Charity Commission for Northern Ireland receives over 150 concerned queries
More than 150 concerns about charities have been raised over the past 18 months with the body responsible for regulating them in Northern Ireland.
The Charity Commission for Northern Ireland (CCNI) said the majority of concerns were about fundraising and were made by members of the public.
They included queries over on-street collections, charity shops, and the availability of annual accounts.
The CCNI said charities should be "open and transparent" about their finances.
It has published a new report, advising charitable organisations on their responsibilities when fundraising.
It stated: "Charity fundraisers must comply with the law as a minimum standard but they should also meet the reasonable expectations of charity supporters. The public shouldn't be afraid to question a charity collector to ask where donations are going."
The report detailed a number of case studies of the complaints it has received since it was granted powers to investigate charities in February 2011.
They included one from a member of the public who had become suspicious about the motives of an on-street collector in their local area.
The CCNI said after receiving the complaint, it worked with police to establish that the fundraiser "had not been granted a collection permit and that they had not in fact been collecting on behalf of a charity".
It added that the case was then taken over by the PSNI as a "potential criminal investigation".
Other case studies included concerns that a shop close to a charity's premises was using signage that gave "a false impression of a connection to the charity".
The commission said it asked the shop to remove all references to the charity from its shop sign and website.
In a third case study, a person who had raised "significant amounts of money" on behalf of a church-based charity contacted the CCNI to say they were surprised to hear that the charity was in financial difficulty.
The fundraiser had asked to see the accounts, but this request was refused by the charity in question.
As a result of the case studies, the CCNI has issued guidance to other charities regarding street collections, record keeping practices and subsidiary businesses trading on their behalf, such as second-hand clothing stores and coffee shops.
It stated: "At a minimum, charities should be preparing annual accounts, presenting these to members and supporters at an Annual General Meeting (AGM) and making them available on request."
The CCNI also reminded fundraisers that they should always ask the police for permission before organising an on-street collection and that all collectors should be provided with photographic identification.
CCNI chief executive, Frances McCandless, said in recent years she had noticed a reduction in on-street collections - or chugging as it is sometimes called.
However, she said members of the public may still have problems with telephone and postal campaigns, leading to complaints about "cold calling" and unsolicited mail.
"Quite often what's happening is that charities are using companies to do the fundraising on their behalf. That's a perfectly wise thing to do, often to invest a little bit in fundraising because they get a huge return from that kind of activity, but clearly it's not good if they're putting potential donors off."
Ms McCandless said the CCNI advised charities that they should follow "their own codes of governance".
"There are codes set up by the Fundraising Standards Board, and actually the public can complain to the Fundraising Standard Board if the charity has signed up to their codes, and a lot of the charities in Northern Ireland have.

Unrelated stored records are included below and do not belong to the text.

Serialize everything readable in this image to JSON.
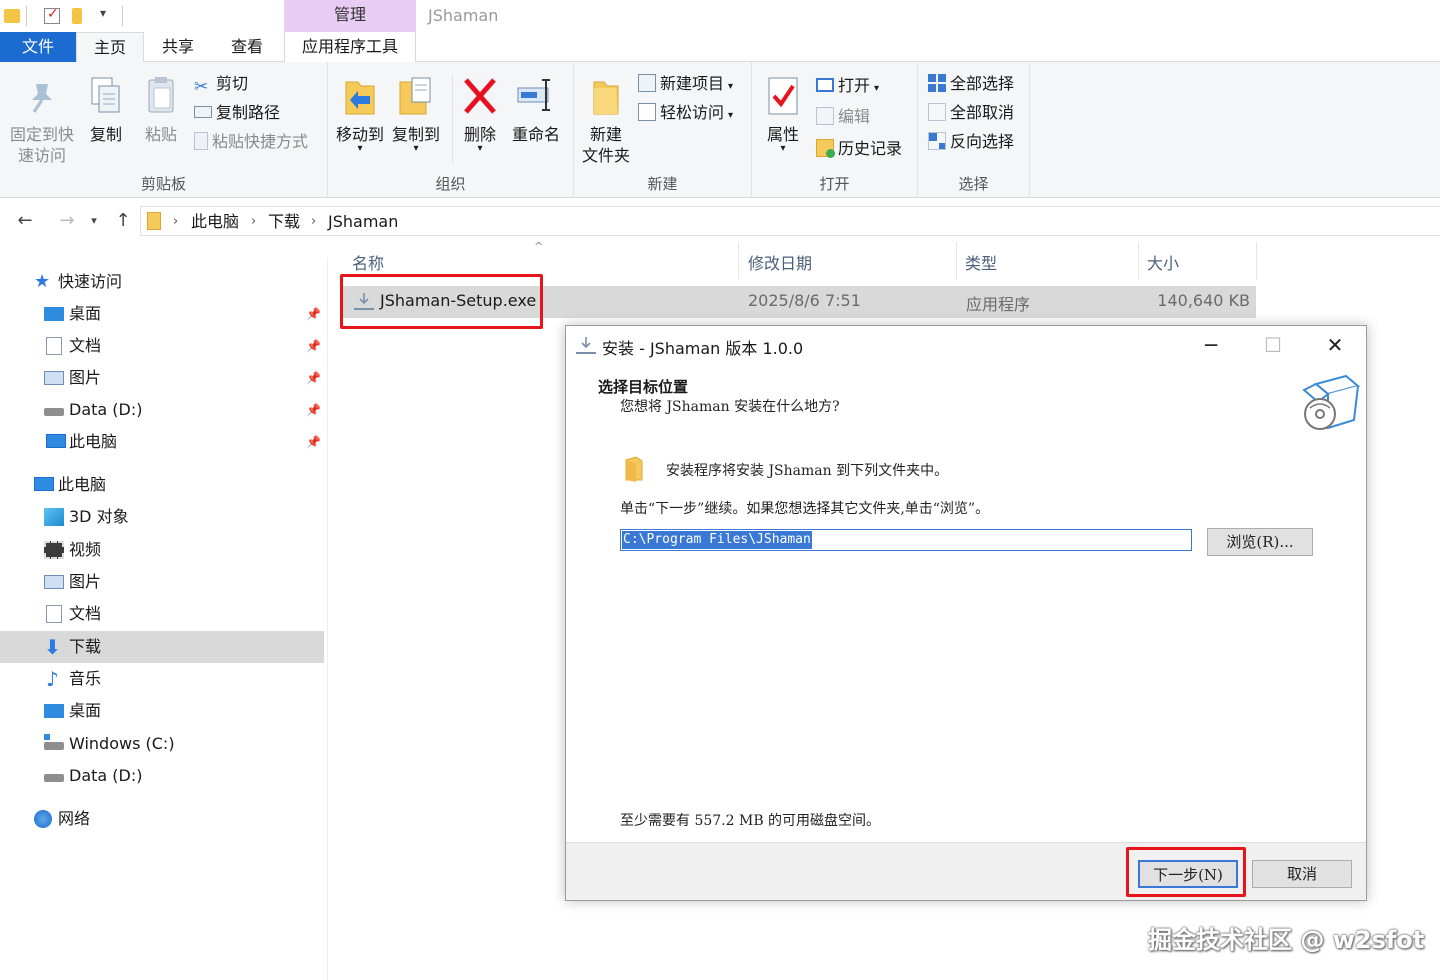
{
  "window": {
    "title": "JShaman",
    "context_tab": "管理"
  },
  "tabs": [
    {
      "label": "文件"
    },
    {
      "label": "主页"
    },
    {
      "label": "共享"
    },
    {
      "label": "查看"
    },
    {
      "label": "应用程序工具"
    }
  ],
  "ribbon": {
    "clipboard": {
      "group_label": "剪贴板",
      "pin_quick_line1": "固定到快",
      "pin_quick_line2": "速访问",
      "copy": "复制",
      "paste": "粘贴",
      "cut": "剪切",
      "copy_path": "复制路径",
      "paste_shortcut": "粘贴快捷方式"
    },
    "organize": {
      "group_label": "组织",
      "move_to": "移动到",
      "copy_to": "复制到",
      "delete": "删除",
      "rename": "重命名"
    },
    "new": {
      "group_label": "新建",
      "new_folder_line1": "新建",
      "new_folder_line2": "文件夹",
      "new_item": "新建项目",
      "easy_access": "轻松访问"
    },
    "open": {
      "group_label": "打开",
      "properties": "属性",
      "open": "打开",
      "edit": "编辑",
      "history": "历史记录"
    },
    "select": {
      "group_label": "选择",
      "select_all": "全部选择",
      "select_none": "全部取消",
      "invert": "反向选择"
    }
  },
  "address": {
    "crumbs": [
      "此电脑",
      "下载",
      "JShaman"
    ]
  },
  "nav": {
    "quick_access": "快速访问",
    "quick_items": [
      "桌面",
      "文档",
      "图片",
      "Data (D:)",
      "此电脑"
    ],
    "this_pc": "此电脑",
    "pc_items": [
      "3D 对象",
      "视频",
      "图片",
      "文档",
      "下载",
      "音乐",
      "桌面",
      "Windows (C:)",
      "Data (D:)"
    ],
    "network": "网络"
  },
  "filelist": {
    "columns": [
      "名称",
      "修改日期",
      "类型",
      "大小"
    ],
    "rows": [
      {
        "name": "JShaman-Setup.exe",
        "date": "2025/8/6 7:51",
        "type": "应用程序",
        "size": "140,640 KB"
      }
    ]
  },
  "dialog": {
    "title": "安装 - JShaman 版本 1.0.0",
    "heading": "选择目标位置",
    "subheading": "您想将 JShaman 安装在什么地方?",
    "info": "安装程序将安装 JShaman 到下列文件夹中。",
    "instruction": "单击“下一步”继续。如果您想选择其它文件夹,单击“浏览”。",
    "path_value": "C:\\Program Files\\JShaman",
    "browse": "浏览(R)...",
    "space_note": "至少需要有 557.2 MB 的可用磁盘空间。",
    "next": "下一步(N)",
    "cancel": "取消"
  },
  "watermark": "掘金技术社区 @ w2sfot",
  "colors": {
    "accent": "#1c6bd1",
    "highlight_red": "#e8141c",
    "context_purple": "#e8ccf3",
    "selection_blue": "#3a78d6"
  }
}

"The thing for the charity to remember, and for the public to remember is that, even if someone is action on the behalf of the charity, it is the charity's responsibility to make sure they are acting properly and fairly.
"So if someone has said they do not want to be called or contacted by post, they shouldn't be and, on occasion for example, the Fundraising Standards Board will ask for the phone logs to be produced by the company to the charity and then on to the Fundraising Standards Board, just to see exactly how many times somebody has been called if they have complained. So these things are looked into very closely," Ms McCandless said.
In February 2011, the Charity Commission gained powers to investigate claims of misconduct and mismanagement within 6,500 charities in Northern Ireland which have been granted charitable tax status by Her Majesty's Revenue & Customs (HMRC).
Delays in introducing legislation at Stormont have meant that the CCNI cannot yet register or monitor all charities in Northern Ireland.
However, Ms McCandless said there had been significant progress on the issue and she was hopeful the legislation would be passed by the end of this year.